Prime Minister Justin Trudeau is denying any political involvement in the arrest of a top Chinese tech executive at the Vancouver airport last weekend, while experts warn the move could put a chill on Canada-China relations. "After some initial euphoria it became clear that there weren't a lot of detailed preparations, and therefore nobody really knew what was the likelihood of this agreement lasting".
Liu Weidong, a China-US affairs expert from the Chinese Academy of Social Sciences, said it was a calculated act by Washington aimed at improving its hand in trade negotiations with Beijing.
"If the USA couldn't break the 2 percent growth environment, with zero-bound interest rates and a rapidly expanding balance sheet early in the economic cycle, why would you ever think we could do it when interest rates are rising and balance sheet is shrinking and we are basically 9-10 years into an aging economic cycle", he said. "At any other time, if the Chinese were feeling more confident, if they were feeling their economy were more robust, the response would have been to cancel any pledges they made".
She is the daughter of the company's founder and a member of the inner elite circle in that country - akin to royalty.
Huawei issued a statement saying Meng was changing flights in Canada when she was detained "on behalf of the United States of America" to face "unspecified charges" in NY.
Earlier this year, the United States almost drove Huawei's biggest Chinese rival, ZTE Corp., out of business for selling equipment to North Korea and Iran in violation of US sanctions.
China's call for Meng's immediate release was front page news in Chinese city and business newspapers, and sparked strong nationalist sentiment on social media.
At the same time, United States national security adviser John Bolton said global Chinese tech firms like Huawei would be a "major subject" of discussion between the USA and Chinese governments during their trade negotiations, although Bolton did not specify whether Meng's case would be covered in future talks.

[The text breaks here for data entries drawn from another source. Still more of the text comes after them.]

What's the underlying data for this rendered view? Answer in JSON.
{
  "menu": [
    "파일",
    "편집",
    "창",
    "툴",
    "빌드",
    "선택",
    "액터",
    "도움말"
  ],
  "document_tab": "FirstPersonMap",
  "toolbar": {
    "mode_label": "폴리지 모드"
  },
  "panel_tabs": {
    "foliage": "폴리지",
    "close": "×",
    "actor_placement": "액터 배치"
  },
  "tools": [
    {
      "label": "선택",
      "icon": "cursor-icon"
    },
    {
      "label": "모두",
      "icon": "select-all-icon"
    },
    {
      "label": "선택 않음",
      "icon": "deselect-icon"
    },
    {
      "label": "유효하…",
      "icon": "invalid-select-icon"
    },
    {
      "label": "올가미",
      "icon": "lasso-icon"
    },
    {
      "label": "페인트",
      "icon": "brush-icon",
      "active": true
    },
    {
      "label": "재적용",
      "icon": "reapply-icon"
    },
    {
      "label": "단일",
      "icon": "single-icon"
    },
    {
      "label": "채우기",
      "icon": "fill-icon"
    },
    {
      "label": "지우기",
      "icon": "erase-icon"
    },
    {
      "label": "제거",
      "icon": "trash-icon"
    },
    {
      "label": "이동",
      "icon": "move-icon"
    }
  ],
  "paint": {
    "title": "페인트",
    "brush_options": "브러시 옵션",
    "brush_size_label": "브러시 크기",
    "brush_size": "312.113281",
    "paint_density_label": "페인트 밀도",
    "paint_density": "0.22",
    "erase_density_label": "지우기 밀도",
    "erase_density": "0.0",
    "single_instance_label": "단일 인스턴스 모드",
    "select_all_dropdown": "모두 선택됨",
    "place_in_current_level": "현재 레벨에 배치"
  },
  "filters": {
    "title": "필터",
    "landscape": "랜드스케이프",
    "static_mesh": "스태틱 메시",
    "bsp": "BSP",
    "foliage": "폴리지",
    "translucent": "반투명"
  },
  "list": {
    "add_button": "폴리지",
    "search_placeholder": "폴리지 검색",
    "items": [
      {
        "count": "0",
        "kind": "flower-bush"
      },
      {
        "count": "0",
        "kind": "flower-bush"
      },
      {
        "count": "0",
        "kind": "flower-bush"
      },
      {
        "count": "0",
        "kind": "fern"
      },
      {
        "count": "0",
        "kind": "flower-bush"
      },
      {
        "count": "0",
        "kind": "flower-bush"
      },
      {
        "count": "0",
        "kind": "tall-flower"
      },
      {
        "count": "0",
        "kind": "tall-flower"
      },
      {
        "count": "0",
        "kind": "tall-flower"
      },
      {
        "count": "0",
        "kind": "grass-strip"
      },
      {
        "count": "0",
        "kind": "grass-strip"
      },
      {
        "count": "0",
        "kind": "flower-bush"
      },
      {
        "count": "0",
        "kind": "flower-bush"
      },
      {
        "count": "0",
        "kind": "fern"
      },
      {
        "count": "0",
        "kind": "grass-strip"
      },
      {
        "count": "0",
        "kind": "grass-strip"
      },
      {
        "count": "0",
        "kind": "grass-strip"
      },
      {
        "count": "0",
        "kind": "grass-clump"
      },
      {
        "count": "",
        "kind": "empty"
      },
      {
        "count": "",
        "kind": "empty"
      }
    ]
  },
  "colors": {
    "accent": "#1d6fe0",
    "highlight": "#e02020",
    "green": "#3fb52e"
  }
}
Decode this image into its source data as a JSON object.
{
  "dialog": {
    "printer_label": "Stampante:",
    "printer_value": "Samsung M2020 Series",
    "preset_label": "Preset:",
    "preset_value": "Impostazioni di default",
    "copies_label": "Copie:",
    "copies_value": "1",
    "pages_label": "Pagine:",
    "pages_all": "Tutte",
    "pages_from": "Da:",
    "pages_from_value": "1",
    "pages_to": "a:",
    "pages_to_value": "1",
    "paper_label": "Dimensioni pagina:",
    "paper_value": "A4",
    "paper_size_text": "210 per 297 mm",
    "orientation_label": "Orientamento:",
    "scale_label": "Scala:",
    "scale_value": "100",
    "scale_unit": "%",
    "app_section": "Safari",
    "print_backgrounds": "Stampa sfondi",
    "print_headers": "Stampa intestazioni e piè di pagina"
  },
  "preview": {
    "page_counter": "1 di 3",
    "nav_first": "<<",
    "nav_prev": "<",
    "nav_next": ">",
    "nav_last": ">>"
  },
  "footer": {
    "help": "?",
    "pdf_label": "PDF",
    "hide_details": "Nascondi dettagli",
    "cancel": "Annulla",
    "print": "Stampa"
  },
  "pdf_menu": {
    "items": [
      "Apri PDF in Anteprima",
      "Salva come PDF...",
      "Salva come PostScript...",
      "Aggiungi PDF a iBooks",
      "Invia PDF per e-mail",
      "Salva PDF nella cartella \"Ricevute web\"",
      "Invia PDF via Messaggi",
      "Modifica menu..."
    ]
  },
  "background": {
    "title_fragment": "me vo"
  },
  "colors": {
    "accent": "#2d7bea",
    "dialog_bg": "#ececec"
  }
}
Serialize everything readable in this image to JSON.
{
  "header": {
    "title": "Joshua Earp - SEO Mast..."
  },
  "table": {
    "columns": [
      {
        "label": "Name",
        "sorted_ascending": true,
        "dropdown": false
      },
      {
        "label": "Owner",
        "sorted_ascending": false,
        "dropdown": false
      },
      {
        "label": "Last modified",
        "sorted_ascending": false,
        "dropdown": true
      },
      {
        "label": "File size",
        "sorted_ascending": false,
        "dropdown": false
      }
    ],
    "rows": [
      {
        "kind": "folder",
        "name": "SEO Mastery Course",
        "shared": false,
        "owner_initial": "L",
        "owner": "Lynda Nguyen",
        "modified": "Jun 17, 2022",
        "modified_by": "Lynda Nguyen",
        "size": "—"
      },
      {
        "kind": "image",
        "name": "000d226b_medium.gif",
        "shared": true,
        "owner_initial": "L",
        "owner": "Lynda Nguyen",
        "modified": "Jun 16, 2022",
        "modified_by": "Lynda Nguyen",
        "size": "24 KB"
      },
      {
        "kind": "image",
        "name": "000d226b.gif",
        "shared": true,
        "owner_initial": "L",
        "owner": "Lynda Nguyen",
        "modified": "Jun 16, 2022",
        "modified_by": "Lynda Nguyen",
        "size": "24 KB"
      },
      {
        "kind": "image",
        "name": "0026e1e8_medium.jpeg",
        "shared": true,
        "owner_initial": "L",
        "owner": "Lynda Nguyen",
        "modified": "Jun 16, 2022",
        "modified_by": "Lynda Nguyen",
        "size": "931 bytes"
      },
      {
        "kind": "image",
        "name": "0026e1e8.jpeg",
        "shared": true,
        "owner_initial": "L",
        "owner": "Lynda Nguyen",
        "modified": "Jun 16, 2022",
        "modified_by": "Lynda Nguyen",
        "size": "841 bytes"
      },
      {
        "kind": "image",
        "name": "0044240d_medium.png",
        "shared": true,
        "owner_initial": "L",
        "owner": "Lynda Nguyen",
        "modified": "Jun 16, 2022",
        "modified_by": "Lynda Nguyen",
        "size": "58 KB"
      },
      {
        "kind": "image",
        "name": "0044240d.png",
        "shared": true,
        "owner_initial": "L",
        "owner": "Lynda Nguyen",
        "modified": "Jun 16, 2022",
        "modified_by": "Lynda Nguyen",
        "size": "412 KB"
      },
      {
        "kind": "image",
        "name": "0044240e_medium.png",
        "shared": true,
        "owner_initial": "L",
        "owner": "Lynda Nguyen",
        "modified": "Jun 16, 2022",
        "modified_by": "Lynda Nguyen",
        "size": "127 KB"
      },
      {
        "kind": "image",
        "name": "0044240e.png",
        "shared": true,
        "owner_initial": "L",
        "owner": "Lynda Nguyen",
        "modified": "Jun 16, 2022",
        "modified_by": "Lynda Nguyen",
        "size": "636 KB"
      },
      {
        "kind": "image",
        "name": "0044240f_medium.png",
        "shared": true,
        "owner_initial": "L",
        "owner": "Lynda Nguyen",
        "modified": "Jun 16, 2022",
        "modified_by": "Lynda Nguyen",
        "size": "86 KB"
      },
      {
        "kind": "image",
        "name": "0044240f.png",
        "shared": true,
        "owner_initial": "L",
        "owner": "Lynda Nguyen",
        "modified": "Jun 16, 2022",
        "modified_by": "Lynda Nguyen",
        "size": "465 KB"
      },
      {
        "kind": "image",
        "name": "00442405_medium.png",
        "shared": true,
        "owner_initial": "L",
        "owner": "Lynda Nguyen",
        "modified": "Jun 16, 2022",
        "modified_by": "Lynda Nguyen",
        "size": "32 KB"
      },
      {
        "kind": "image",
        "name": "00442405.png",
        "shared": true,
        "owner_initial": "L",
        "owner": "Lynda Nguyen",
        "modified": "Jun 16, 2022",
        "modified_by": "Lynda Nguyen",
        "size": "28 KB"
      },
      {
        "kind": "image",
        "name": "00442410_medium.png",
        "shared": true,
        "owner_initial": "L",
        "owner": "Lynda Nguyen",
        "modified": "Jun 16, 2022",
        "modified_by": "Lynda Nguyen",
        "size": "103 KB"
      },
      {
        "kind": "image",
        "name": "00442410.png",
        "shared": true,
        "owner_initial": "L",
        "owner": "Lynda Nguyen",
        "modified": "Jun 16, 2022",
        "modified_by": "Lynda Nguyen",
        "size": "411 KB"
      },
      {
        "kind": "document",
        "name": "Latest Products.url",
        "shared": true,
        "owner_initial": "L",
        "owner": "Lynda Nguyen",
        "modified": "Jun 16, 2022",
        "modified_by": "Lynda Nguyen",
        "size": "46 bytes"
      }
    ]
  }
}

"Huawei complies with all applicable laws and regulations where it operates, including applicable export control and sanction laws and regulations of the UN, US and European Union", the company said in a statement.
The timing of the arrest couldn't have been more awkward.
It came on the same day Trump and Chinese President Xi Jinping dined together at the G20 summit in Buenos Aires.
The company is said to be employee-owned but there has always been speculation about Huawei's links to the Chinese Government.
"There clearly are vulnerabilities, because Huawei at the end of the day, although it takes great pride in being a private corporation and I believe genuinely wants to be one ... has to do what the Chinese Communist Party tells it to do", Mr Inkster told Breakfast's Fran Kelly.
"It could jeopardize all of this", Sui said of the arrest.
"Neither the U.S. nor Canada has made any clarification on the reason for the detention so far", he said. "We were advised by them with a few days' notice that this was in the works but of course there was no engagement or involvement in the political level in this decision because we respect the independence of our judicial processes", he said Thursday. The Trump administration says they benefit from improper subsidies and market barriers.
Evans argued the arrest is just one small part of a broader, longer-term geopolitical story playing out between the USA and China, and it is concerning for Canada to be caught in the middle.
The Latest on the arrest of an executive of Chinese telecoms equipment maker Huawei Technologies.
Canadian officials said Meng faces possible extradition to the United States.
Bolton also declined to discuss specifics over Meng's arrest, saying it was a matter for law enforcement. "We are working very closely with the broader security community".
Jones happened to be presenting his office's first report assessing cyber security threats. Similar allegations of breaching USA export restrictions led to rival Chinese telecoms equipment maker ZTE Corp being hit with a devastating ban and heavy fines this year.
Officials in some governments, particularly the United States, have voiced concern that his company is close to the Chinese military and government. "Would not want to be a Canadian business leader in China right now".